Published June 12, 2014
By Annie Wilson, Journal reporter
Celebrating the adoption of the American Flag, Historic Downtown Belton held a 3-day observation. On Thursday, Friday and Saturday, local business, conducted sidewalk sales, gave out flags on Saturday and the Bell County Museum opened their exhibit “Our Lives, Our Stories: America’s Greatest Generation.”
With a group of approximately 17 people Thursday evening, Stephanie Turnham, Director of The Bell County Museum, conducted a National Historic District Walking Tour beginning at the Bell County Courthouse.
The group toured a several block radius learning about the Belton of past.
“We were under tornado watch, but I asked everybody that gathered there and they did want to take the tour,” Turnham said. “It ended up being a great time. The walking tour is something different for people to do. There are a lot of interesting buried things that we touch upon during the walking tour.”
Turnhm talked about how the original idea of G.I. Joe was based on a man from Belton.
“Henry Wascow was a young man from Belton, he got his college degree and was a teacher. When the war broke out, he joined the Army,” Turnham said. “He died in combat during World War II in the Italian campaign.”
“Ernie Pyle, the famous journalist was embeded with Henry and his men. Ernie Pyle reported on the death and the reaction of his men in the Washington Daily News on Jan. 10, 1944 and earned a Pulitizer Prize for his moving tribute to Wascow,” she said. “Henry Wascom is the prototype for G.I. Joe, Robert Mitchum character in the movie Ernie Pyle’s Story of G.I. Joe is based on Wascow.”
Friday evening, Miller’s BBQ hosted Kyle Heitmiller, a popular local entertainer.

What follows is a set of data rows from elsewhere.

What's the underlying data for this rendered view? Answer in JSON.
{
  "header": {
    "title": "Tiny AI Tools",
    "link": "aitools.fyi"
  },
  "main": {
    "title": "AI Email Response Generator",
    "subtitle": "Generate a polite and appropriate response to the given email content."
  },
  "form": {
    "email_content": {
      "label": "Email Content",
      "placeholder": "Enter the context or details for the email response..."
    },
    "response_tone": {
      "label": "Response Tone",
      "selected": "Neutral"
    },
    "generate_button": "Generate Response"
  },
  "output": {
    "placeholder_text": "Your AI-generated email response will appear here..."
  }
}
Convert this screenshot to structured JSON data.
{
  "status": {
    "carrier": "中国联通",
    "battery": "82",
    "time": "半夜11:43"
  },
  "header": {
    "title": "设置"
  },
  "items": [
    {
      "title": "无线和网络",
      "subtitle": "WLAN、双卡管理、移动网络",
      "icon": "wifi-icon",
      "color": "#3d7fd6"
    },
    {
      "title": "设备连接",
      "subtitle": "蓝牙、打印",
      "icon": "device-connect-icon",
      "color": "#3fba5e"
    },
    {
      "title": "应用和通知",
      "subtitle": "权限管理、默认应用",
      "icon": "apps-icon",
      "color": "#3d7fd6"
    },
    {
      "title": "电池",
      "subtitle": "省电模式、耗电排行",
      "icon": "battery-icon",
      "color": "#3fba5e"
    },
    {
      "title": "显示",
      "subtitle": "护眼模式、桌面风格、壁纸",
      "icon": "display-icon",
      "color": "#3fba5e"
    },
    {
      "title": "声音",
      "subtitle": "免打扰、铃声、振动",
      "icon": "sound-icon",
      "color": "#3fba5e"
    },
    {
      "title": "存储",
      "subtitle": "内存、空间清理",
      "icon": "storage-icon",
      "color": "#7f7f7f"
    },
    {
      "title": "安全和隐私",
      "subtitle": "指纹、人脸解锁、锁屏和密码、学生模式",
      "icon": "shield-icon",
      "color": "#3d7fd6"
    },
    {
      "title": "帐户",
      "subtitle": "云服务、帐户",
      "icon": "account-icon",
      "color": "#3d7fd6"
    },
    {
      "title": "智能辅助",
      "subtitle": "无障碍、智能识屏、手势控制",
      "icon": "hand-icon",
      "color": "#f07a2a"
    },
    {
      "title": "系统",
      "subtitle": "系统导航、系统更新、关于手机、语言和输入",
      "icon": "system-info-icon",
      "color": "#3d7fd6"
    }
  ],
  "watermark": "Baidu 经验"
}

“We always love having him come in because we always have a great time. Kyle is one of those people that never meets a stranger. Flag Day is awesome,” Dusty Miller of Miller’s BBQ said. “I think it is perfect beer and BBQ and some good ole music on Flag Day just seems to make sense.”
Saturday, downtown Belton businesses handed out free flags and encouraged shoppers to visit the Bell County Museum’s newest exhibit, “Our Lives, Our Stories” America’s Greatest Generation.”
“We decided to promote downtown Belton, the Bell County Museum sponsored flags, directing them over to the Bell County Museum,” Diana Myers of Real Deal on Home Decor said. “We’re also doing the clearance sales along with the sidewalk sale along with other downtown business stores trying to just get things happening in downtown business. When people come in today we give them a free flag and send them to the museum and send them to other stores in downtown Belton.”
“Our Lives, Our Stories: America’s Greatest Generation” is an interactive exhibition complied by the Minnesota Historical Society depicting certain aspects of life of the “greatest generation” from birth to the 1960s.
“There are all of these interactives coming of age stories about growing up in the great depression and a Hooverville shack,” Turnham said. “Then we get into World War II, Pearl Harbor and we have a touch screen that talks about being inducted into the army.”
“All of this information is so beautifully done. After the war is over and now you are in the 1950’s. There is a 1950’s kitchen complete with Tupperware. It shows you what a kitchen would have looked like in the 1950s.”
Turnham opened one of the cabinet drawers and a book The Feminine Mystique appeared.
“Unhappy housewives after they had to go back home from being Rosy the Riviters because all the men came back,” Turnham said. “Thousands of men got the GI Bill and went to school and all of those men who looked at the horror of war came back home and started families, joined the Kiwanas Club and founded the Lions Club.”
The exhibit contains displays of African Americans and the begining of the Civil Rights movement, the idea of the family vacation like touring Route 66 and the beginning of the Vietnam War.
The “Our Lives, Our Stories: America’s Greatest Generation” exibit held its opening reception with special guest speaker, Jeremi Suri, Ph.D., Mack Brown Distinguished Chair for Leadership in Global Affairs, the University of Texas at Austin.
“History is about looking into the past, to understand the lives of other people, to get some understanding and to learn something from it,” Suri said.
According to usflag.org, inspired by these three decades of state and local celebrations, Flag Day – the anniversary of the Flag Resolution of 1777 – was officially established by the proclamation of President Woodrow Wilson on May 30, 1916. While Flag Day was celebrated in various communities for years after Wilson’s proclamation, it was not until Aug. 3, 1949, that President Truman signed an Act of Congress designating June 14th of each year as National Flag Day.
For more information about the “Our Lives, Our Stories America’s Greatest Generation” exihibit or the history of Belton, visit www.bellcountymuseum.mviso.com. The Bell County Museum is located at 201 N. Main Street in Belton.